EXERCISE AIM:
Report how many lines below contain the word "value", giving the number and no other words.

Content starts

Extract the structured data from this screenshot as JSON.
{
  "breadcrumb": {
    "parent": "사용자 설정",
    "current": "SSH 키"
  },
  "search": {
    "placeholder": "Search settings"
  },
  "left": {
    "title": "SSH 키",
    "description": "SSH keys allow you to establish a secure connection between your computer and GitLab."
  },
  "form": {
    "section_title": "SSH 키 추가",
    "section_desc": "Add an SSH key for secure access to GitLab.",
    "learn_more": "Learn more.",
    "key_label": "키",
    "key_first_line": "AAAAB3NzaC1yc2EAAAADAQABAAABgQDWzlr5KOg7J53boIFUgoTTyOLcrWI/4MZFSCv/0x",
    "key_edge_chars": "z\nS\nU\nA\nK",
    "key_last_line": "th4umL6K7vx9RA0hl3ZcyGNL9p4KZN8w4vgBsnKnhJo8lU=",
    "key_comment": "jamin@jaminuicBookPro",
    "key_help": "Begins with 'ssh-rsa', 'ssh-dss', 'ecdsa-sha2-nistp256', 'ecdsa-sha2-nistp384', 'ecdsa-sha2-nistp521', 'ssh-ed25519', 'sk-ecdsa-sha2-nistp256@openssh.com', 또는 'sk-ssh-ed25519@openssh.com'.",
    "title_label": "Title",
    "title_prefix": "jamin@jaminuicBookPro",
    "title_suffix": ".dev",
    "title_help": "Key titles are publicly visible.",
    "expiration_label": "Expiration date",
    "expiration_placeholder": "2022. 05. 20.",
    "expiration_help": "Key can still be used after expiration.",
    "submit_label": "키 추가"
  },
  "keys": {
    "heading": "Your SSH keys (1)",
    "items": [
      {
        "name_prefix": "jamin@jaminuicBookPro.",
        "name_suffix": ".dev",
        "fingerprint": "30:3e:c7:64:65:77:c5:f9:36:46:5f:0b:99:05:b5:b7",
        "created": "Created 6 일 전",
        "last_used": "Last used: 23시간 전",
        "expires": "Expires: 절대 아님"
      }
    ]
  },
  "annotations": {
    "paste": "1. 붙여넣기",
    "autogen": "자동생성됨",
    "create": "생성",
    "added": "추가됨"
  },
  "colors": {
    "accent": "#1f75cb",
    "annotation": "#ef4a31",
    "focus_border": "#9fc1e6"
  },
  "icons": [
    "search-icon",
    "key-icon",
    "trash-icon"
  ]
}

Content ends
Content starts

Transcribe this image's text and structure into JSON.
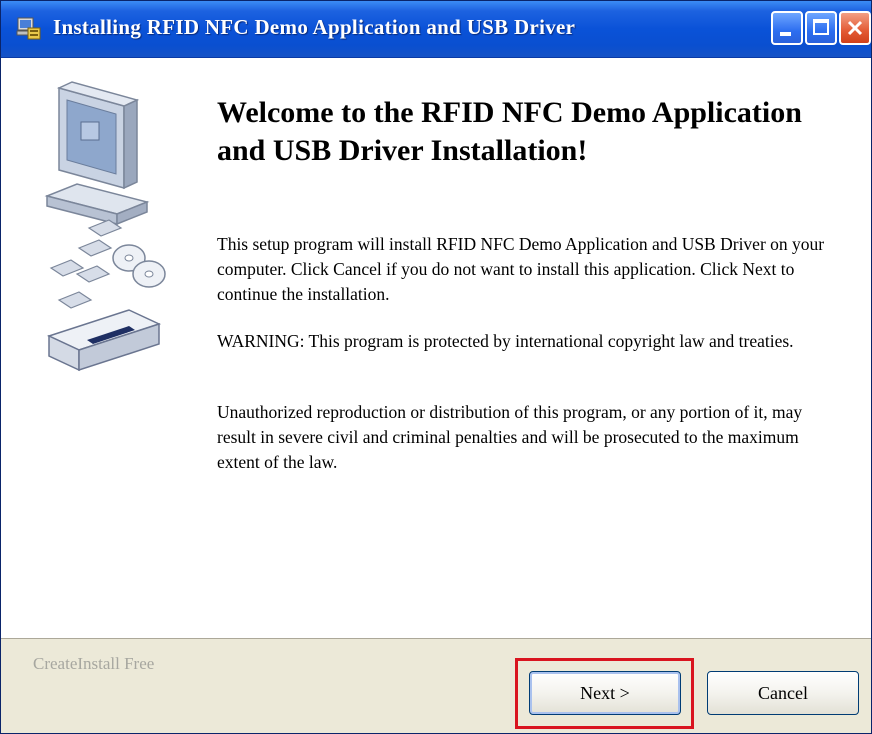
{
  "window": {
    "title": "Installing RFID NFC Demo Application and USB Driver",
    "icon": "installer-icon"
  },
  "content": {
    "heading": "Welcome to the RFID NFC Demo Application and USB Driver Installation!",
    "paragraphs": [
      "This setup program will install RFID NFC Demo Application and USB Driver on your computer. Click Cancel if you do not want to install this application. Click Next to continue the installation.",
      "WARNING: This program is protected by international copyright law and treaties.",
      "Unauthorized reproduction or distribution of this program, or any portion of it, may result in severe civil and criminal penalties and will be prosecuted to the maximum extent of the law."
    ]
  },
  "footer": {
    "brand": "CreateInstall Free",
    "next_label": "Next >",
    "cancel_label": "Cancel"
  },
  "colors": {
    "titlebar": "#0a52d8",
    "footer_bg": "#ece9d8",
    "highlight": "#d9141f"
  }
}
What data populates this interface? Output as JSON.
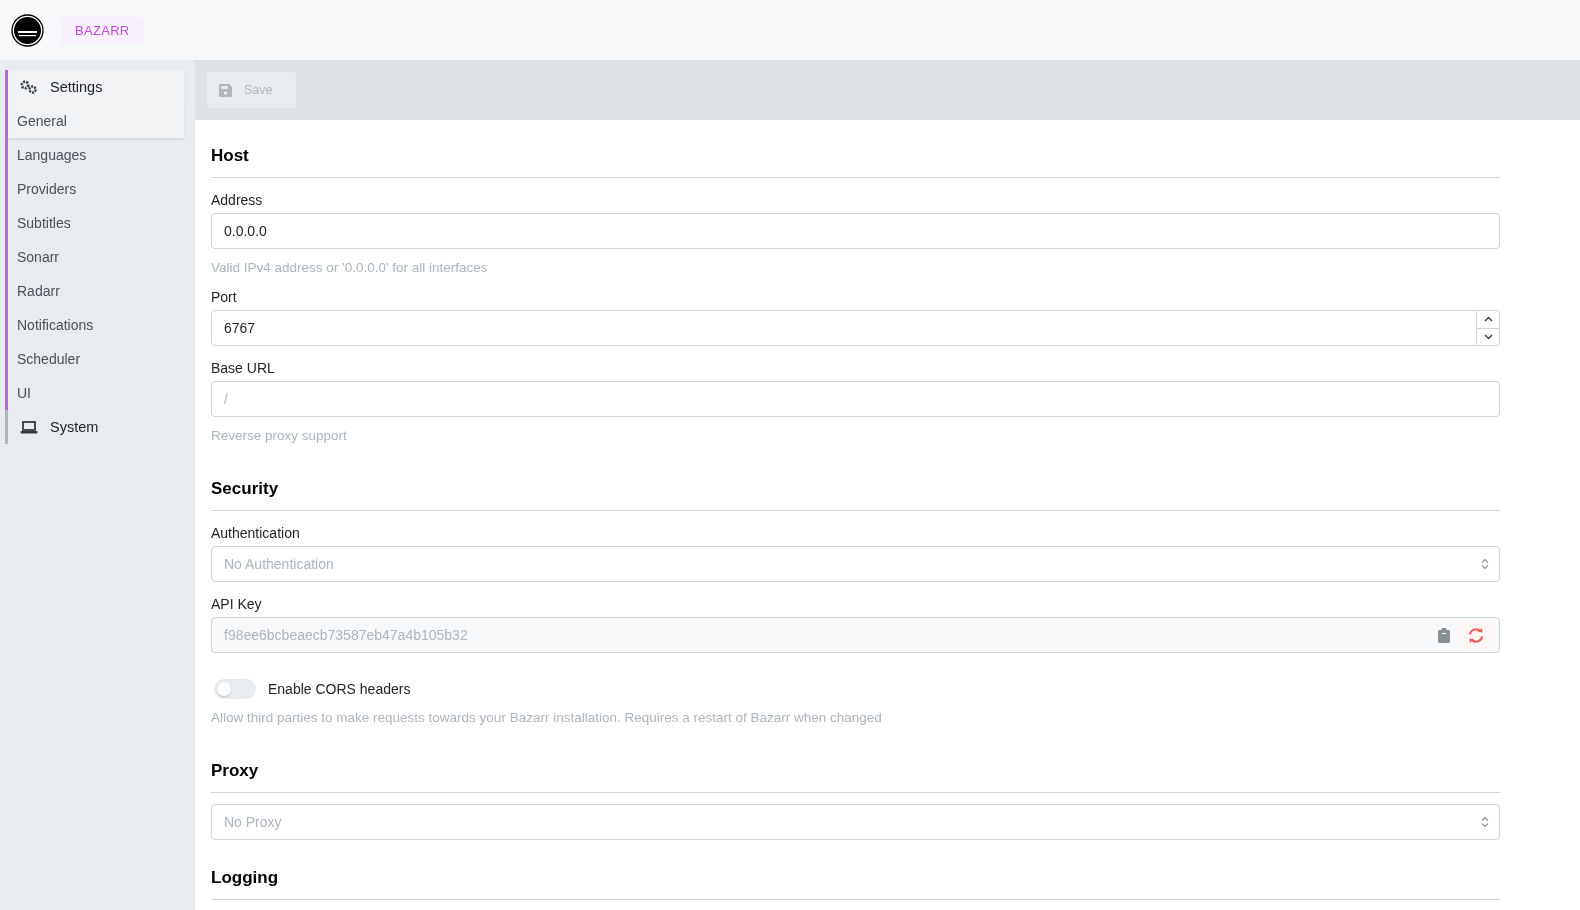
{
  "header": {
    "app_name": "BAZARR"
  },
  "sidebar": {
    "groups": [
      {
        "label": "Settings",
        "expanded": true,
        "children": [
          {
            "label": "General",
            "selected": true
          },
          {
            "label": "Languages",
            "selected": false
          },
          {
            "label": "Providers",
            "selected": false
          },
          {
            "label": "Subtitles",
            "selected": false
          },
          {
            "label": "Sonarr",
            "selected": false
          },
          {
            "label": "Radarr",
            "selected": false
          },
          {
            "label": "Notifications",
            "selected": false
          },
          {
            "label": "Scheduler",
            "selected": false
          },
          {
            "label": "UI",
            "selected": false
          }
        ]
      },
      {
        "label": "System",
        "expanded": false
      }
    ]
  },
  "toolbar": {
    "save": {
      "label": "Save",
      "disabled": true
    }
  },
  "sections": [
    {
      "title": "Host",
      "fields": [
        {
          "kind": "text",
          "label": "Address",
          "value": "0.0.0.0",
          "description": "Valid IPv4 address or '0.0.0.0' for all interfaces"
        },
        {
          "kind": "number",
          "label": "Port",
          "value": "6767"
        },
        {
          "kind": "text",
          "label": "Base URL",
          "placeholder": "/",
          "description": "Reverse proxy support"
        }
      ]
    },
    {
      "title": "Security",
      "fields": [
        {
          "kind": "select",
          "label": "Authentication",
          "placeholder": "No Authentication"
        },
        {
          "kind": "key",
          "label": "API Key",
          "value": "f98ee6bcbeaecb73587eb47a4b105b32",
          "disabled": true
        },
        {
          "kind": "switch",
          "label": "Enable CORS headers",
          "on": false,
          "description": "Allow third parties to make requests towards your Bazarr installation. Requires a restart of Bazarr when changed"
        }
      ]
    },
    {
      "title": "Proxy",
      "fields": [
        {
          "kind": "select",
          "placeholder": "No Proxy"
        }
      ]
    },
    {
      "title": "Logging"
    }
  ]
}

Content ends

RESULT:
3